His research was aided by reports by two Norfolk & Western senior officials, who were on the train, reports from the investigation and testimony from lawsuits that followed the wreck. This enabled him to give details of who was doing what as well as quotes.
The research was made difficult by the fact that he was looking into something that happened more than 120 years ago. The last survivor of the wreck died 45 years ago and the closest Jones was able to come was the granddaughter of one survivor. This lady, in her 80s, recalled talking to her grandmother about it.
One source of information were the news papers in passengers’ hometowns. Jones was successful in tracking down many of the passengers, finding bits and pieces about them. He also found conflicting accounts of the wreck in newspaper stories with “the number killed all over the map.” Jones attributes that to the desire to sell newspapers leading to accounts being embellished.
“The higher the number [of dead] the more likely somebody is going to pick up the paper and read it,” he said.
He also noted that some papers were claiming N&W negligence within a week of the wreck.
“If you have a villain, it makes it more interesting,” he said.
In his book, Jones noted that N&W went into immediate damage control mode and barred reporters from the site within hours of the wreck.
Jones also looked for references about the wreck in gazettes published monthly by insurance companies.
“I read several of their newsletters from back in those days,” he said.
One, published by Travelers, had a description of the wreck by one of its agents who came to the site and described what he saw.
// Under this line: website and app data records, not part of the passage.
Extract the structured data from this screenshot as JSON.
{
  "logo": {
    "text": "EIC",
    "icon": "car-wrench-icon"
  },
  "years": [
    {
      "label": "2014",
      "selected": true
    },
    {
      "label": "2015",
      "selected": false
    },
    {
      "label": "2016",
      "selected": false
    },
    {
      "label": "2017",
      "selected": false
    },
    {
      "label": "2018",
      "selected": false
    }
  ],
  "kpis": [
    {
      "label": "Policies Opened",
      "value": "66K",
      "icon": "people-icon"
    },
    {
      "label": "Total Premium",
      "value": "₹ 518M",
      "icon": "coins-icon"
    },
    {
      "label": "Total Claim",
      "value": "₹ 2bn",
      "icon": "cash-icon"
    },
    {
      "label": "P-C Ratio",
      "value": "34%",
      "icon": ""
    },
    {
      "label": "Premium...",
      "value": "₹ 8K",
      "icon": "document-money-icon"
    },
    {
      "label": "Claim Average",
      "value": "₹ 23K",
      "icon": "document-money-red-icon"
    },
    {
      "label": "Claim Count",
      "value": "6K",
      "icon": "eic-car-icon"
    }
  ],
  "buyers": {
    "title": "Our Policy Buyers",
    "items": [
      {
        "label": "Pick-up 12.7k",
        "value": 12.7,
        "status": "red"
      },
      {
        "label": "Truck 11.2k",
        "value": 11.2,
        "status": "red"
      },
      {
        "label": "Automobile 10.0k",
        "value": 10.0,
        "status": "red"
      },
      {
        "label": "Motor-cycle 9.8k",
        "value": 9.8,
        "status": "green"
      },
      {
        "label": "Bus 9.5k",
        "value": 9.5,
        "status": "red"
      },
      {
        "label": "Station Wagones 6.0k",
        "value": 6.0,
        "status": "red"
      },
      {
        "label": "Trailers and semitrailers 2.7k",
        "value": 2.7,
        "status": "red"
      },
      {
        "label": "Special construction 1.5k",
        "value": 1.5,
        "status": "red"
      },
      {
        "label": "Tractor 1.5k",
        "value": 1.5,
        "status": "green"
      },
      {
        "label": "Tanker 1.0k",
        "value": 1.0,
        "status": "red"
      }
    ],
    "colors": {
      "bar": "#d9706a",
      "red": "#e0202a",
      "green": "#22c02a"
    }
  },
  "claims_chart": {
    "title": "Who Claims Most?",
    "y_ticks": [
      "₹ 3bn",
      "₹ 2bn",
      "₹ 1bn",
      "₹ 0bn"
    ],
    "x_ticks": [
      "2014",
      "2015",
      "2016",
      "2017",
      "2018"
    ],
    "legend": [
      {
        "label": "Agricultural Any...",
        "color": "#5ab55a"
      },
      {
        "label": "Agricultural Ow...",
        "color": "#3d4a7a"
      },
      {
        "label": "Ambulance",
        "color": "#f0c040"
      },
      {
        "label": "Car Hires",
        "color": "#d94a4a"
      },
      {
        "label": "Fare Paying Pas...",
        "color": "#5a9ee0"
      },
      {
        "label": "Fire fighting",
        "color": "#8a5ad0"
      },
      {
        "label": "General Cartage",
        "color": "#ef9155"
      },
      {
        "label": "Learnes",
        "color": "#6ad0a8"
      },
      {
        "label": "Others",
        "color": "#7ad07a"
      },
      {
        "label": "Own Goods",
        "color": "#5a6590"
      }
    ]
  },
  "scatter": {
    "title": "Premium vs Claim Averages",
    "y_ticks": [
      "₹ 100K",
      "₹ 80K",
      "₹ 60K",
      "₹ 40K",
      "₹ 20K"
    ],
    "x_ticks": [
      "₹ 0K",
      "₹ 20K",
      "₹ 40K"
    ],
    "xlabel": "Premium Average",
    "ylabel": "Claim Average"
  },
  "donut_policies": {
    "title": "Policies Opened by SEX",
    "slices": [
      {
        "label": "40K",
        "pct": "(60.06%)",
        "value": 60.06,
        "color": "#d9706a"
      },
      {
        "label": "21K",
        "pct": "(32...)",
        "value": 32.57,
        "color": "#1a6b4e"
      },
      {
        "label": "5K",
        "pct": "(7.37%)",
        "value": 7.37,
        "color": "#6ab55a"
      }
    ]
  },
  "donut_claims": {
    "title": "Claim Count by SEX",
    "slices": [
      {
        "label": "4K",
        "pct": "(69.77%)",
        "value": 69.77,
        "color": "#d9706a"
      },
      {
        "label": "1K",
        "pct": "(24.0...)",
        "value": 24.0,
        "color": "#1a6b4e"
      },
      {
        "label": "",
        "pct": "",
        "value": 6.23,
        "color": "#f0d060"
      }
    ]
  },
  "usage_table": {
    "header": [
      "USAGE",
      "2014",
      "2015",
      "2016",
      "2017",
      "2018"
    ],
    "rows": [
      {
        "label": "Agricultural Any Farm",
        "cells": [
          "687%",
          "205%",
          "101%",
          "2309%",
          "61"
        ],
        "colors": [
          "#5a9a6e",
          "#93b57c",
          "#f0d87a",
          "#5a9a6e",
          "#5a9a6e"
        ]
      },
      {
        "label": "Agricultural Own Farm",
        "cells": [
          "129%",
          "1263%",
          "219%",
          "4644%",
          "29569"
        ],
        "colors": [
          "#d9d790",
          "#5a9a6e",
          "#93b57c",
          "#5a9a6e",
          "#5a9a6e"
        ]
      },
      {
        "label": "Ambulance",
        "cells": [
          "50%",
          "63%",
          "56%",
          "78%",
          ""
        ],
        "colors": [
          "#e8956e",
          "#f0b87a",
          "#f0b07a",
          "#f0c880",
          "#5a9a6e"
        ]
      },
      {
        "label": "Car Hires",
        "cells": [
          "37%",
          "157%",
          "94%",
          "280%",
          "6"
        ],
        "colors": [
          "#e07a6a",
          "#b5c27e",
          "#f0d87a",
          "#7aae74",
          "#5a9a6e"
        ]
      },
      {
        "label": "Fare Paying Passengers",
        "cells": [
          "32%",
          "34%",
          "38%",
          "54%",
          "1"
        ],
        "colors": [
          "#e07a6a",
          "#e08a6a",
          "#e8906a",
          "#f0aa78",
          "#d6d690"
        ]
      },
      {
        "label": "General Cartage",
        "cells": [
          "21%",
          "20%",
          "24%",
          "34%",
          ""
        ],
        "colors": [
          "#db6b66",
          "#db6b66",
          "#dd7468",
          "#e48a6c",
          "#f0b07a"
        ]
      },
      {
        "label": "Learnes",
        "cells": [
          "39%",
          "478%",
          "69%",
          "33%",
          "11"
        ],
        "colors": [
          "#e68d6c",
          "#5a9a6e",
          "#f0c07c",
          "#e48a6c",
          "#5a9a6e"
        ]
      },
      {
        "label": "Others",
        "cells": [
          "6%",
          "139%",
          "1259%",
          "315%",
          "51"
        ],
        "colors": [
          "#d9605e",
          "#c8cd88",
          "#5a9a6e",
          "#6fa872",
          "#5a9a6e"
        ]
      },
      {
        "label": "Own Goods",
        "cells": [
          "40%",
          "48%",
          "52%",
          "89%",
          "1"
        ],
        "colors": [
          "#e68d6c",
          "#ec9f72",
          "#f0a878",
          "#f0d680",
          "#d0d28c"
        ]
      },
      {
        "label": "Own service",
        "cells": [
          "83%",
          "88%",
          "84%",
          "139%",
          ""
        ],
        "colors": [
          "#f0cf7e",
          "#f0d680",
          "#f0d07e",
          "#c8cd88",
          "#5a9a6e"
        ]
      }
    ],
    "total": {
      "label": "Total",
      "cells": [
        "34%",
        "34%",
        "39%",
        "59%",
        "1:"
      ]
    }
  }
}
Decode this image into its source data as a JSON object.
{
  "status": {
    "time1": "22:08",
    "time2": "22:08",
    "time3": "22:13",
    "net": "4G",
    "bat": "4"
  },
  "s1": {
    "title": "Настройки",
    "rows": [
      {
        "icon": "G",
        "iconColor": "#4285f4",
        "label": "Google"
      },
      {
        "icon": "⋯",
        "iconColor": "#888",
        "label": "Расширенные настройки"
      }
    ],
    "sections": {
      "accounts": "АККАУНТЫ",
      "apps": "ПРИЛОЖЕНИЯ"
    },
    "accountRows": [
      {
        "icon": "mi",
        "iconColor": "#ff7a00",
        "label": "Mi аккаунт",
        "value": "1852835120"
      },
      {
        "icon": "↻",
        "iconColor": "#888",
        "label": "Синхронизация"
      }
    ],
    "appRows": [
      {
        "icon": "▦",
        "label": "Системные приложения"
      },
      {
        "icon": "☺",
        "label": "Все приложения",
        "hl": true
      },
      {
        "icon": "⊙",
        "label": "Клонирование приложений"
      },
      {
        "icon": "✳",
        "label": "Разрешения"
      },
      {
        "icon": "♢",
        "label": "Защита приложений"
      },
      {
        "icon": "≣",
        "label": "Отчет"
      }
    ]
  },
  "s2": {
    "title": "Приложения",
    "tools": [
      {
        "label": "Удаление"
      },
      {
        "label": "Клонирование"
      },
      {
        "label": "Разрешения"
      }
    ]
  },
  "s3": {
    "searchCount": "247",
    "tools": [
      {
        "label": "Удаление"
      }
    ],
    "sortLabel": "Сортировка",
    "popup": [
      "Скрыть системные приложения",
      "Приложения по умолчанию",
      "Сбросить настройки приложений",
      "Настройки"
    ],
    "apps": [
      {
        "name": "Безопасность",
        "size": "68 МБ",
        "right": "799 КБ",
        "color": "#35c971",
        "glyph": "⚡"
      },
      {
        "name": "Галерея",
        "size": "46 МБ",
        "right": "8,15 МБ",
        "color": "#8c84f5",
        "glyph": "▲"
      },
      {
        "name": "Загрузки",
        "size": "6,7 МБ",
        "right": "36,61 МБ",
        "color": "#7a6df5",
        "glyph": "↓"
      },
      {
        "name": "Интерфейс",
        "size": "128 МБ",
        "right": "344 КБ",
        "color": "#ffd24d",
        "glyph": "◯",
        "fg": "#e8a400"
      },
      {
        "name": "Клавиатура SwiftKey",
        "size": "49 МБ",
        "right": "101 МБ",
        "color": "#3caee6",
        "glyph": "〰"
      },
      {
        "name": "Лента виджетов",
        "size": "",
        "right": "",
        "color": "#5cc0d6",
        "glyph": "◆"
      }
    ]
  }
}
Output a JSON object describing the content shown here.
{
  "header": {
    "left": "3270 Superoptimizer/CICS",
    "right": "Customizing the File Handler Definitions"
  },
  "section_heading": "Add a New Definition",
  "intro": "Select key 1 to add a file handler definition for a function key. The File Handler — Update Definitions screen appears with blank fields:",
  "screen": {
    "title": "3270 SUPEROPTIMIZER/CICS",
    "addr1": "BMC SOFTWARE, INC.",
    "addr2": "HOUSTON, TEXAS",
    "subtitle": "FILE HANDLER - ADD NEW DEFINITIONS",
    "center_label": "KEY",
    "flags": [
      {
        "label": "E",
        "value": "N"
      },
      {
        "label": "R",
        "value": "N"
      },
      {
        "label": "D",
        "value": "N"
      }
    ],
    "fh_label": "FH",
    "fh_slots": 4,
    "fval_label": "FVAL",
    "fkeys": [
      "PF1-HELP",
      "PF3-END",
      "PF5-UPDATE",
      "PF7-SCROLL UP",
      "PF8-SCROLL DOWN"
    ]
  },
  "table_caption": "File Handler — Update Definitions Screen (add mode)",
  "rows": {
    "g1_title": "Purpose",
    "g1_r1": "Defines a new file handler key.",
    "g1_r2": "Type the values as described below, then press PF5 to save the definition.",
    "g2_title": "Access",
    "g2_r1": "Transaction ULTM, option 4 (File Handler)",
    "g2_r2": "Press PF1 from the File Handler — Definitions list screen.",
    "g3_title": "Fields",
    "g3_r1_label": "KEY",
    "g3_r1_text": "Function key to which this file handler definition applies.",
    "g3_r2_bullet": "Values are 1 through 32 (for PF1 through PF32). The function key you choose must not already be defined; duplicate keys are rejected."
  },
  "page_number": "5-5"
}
Some of the people killed in the wreck had policies with Travelers and one of them had just renewed his policy shortly before.
“My objective was to make it like you were riding on the train,” Jones said, describing his purpose.
Jones also read engineering journals to understand technical details. He said he learned the size of culverts was based on estimates of the maximum flood level of the streams that went through them. He said the flood that happened on that July night was bigger than anyone had seen before on Wolf Creek.
In the course of his research, he found a number of interesting facts. One was that Norfolk & Western got sued frequently. People would sue because sparks from a train set their barn on fire; they sued when their livestock got on the track and got hit by a train. There was one lawsuit in which a train backed over a buggy and dragged it some distance, with a little girl in it “who was quite distraught.”
As he did his newspaper research, he would also read unrelated articles on various issues in these old papers.
“There hasn’t been a whole lot of change, He said. “Things really operate the same.”
Jones wanted to make it possible to meet each person who was on that train.
“My hope was to find out who each person was, where they were from, where they were going and what happened afterward,” Jones said.
Doing this was difficult because he couldn’t always be positive that his efforts had led him to the right person. He often saw married women listed only by their husbands’ names in reports, such as “Mrs. Charles Peyton.”
“That one I was able to track down through a marriage certificate in West Virginia,” Jones said.
He also found that names were misspelled in some cases, which added to the challenge.
The result of Jones’s work is a highly readable book that’s hard to put down. It also contains a surprise about what Norfolk & Western did with the locomotive afterwards.
"Lost at Thaxton" is available trough a website, www.lostatthaxton.com, where the book can be purchased. It’s also available via Amazon.com and Barnes and Noble’s website, as well as on the Norfolk and Western Historical Society website.
Locally, it can be purchased at the Bedford Museum.